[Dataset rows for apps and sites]

___

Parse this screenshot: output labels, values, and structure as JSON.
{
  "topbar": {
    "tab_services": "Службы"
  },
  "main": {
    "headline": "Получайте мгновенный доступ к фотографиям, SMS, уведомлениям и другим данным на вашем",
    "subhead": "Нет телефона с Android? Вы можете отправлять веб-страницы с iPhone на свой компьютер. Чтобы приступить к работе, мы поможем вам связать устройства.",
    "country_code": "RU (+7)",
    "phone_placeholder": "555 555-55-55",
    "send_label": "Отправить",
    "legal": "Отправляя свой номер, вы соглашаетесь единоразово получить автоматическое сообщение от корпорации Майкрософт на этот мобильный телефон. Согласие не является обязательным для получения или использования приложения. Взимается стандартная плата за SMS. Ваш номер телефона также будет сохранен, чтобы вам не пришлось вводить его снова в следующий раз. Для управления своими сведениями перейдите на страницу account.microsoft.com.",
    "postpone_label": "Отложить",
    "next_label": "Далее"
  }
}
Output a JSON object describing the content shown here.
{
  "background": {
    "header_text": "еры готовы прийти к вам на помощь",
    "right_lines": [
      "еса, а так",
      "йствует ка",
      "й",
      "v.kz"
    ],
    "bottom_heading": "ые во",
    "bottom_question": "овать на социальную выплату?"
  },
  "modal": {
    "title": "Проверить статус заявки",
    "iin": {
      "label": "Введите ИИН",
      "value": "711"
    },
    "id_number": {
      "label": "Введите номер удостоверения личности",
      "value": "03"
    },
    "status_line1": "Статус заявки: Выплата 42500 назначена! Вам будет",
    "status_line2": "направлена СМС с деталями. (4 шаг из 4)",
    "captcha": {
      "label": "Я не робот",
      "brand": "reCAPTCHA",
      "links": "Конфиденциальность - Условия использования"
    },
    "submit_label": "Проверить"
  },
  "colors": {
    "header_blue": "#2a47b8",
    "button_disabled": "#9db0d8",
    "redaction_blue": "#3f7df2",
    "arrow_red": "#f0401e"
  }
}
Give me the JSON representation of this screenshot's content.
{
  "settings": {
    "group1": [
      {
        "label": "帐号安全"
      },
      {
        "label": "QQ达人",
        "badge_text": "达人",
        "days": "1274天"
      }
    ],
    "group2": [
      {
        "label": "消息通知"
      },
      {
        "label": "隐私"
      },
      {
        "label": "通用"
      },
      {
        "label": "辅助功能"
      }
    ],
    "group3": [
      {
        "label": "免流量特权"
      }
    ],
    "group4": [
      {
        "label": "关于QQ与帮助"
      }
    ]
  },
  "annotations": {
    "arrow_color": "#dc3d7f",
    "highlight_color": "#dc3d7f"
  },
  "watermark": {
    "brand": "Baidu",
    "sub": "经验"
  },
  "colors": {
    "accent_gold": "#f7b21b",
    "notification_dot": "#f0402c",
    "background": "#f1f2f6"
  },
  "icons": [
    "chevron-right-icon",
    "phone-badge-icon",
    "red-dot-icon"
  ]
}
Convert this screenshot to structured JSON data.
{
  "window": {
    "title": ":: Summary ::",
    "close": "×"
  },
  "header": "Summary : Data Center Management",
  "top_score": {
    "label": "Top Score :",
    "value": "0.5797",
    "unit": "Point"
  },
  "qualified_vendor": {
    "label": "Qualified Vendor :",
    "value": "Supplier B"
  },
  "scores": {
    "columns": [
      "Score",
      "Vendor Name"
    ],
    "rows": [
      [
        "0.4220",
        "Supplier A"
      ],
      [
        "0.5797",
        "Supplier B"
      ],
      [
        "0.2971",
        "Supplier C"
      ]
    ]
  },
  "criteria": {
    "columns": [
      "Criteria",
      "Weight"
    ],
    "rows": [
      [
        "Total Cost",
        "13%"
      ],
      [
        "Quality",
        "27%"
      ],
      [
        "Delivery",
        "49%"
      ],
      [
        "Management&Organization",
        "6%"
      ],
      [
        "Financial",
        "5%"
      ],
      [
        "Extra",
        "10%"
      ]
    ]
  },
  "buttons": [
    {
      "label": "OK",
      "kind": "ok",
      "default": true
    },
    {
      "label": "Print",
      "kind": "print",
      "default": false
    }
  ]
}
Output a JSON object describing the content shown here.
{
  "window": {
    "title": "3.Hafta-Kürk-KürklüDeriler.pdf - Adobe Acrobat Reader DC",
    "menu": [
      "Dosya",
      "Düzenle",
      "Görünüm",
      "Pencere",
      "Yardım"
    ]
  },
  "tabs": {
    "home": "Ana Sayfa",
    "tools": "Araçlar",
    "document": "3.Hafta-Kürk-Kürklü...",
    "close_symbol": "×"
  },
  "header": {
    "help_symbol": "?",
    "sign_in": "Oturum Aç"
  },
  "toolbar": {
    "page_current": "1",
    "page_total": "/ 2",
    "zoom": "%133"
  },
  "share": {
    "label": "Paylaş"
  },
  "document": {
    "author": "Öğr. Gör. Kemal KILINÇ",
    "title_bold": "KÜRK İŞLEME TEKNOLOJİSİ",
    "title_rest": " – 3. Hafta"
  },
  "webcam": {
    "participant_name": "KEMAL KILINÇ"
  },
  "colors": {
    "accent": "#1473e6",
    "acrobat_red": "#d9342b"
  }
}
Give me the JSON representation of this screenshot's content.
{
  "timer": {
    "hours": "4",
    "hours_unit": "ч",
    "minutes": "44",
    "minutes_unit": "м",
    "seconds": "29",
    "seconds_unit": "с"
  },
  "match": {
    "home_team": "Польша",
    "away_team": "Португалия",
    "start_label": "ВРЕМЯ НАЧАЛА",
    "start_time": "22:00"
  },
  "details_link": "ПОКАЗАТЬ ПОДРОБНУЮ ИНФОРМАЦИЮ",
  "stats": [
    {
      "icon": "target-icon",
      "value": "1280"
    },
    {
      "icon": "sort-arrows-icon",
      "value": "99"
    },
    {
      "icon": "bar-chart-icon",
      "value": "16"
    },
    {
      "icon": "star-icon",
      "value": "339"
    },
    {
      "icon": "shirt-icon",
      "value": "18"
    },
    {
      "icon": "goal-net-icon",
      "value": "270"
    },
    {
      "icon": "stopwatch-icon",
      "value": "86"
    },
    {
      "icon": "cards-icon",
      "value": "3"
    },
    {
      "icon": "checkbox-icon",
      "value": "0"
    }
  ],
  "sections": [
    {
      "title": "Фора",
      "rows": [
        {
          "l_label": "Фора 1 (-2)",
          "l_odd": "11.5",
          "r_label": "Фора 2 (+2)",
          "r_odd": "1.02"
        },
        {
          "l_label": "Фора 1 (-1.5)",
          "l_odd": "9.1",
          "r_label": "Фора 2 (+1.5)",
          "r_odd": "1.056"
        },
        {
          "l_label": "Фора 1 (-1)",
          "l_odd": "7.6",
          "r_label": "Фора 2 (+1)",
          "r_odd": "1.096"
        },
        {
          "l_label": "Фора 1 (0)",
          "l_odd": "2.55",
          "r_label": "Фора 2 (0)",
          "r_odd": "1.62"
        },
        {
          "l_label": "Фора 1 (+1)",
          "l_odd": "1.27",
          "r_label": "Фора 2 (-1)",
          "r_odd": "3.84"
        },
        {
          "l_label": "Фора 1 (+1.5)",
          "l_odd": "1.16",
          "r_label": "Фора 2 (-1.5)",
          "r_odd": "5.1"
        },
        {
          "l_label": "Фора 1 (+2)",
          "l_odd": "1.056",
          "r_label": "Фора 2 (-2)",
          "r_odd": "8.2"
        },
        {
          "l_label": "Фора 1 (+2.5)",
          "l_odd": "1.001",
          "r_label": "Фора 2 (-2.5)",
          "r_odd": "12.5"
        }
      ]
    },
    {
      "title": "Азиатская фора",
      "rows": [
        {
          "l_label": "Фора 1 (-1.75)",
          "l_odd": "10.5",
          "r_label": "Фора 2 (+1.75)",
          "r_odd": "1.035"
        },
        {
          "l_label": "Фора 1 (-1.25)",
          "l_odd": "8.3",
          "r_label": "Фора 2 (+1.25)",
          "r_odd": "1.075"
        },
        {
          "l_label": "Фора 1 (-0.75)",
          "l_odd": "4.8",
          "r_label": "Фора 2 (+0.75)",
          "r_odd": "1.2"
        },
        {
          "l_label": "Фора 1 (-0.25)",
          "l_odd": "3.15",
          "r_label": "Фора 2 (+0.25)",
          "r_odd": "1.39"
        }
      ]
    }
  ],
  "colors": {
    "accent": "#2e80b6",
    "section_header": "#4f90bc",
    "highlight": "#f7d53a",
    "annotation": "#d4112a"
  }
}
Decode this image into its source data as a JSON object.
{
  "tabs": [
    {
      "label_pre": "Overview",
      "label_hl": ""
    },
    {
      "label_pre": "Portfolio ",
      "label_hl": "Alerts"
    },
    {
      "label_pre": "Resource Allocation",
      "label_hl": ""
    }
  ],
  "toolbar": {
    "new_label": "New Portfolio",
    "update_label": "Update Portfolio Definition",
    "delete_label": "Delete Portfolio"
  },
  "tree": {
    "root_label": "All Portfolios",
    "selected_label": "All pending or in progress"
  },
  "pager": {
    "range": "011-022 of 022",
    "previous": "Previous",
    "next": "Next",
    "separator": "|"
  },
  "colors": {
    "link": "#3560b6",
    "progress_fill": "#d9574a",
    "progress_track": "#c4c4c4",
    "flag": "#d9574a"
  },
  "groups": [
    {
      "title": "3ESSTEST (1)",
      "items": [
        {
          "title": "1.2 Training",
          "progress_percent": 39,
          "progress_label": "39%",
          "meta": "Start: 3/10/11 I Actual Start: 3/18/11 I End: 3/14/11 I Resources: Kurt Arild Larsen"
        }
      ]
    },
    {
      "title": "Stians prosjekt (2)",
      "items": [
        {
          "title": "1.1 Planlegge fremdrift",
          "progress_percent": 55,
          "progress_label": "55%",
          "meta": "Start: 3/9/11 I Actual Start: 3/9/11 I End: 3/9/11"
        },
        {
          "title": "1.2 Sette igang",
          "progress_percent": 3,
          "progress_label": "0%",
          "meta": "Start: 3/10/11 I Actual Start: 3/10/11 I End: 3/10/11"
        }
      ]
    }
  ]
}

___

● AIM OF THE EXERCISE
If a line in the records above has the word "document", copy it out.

● TASK RESPONSE
    "document": "3.Hafta-Kürk-Kürklü...",
  "document": {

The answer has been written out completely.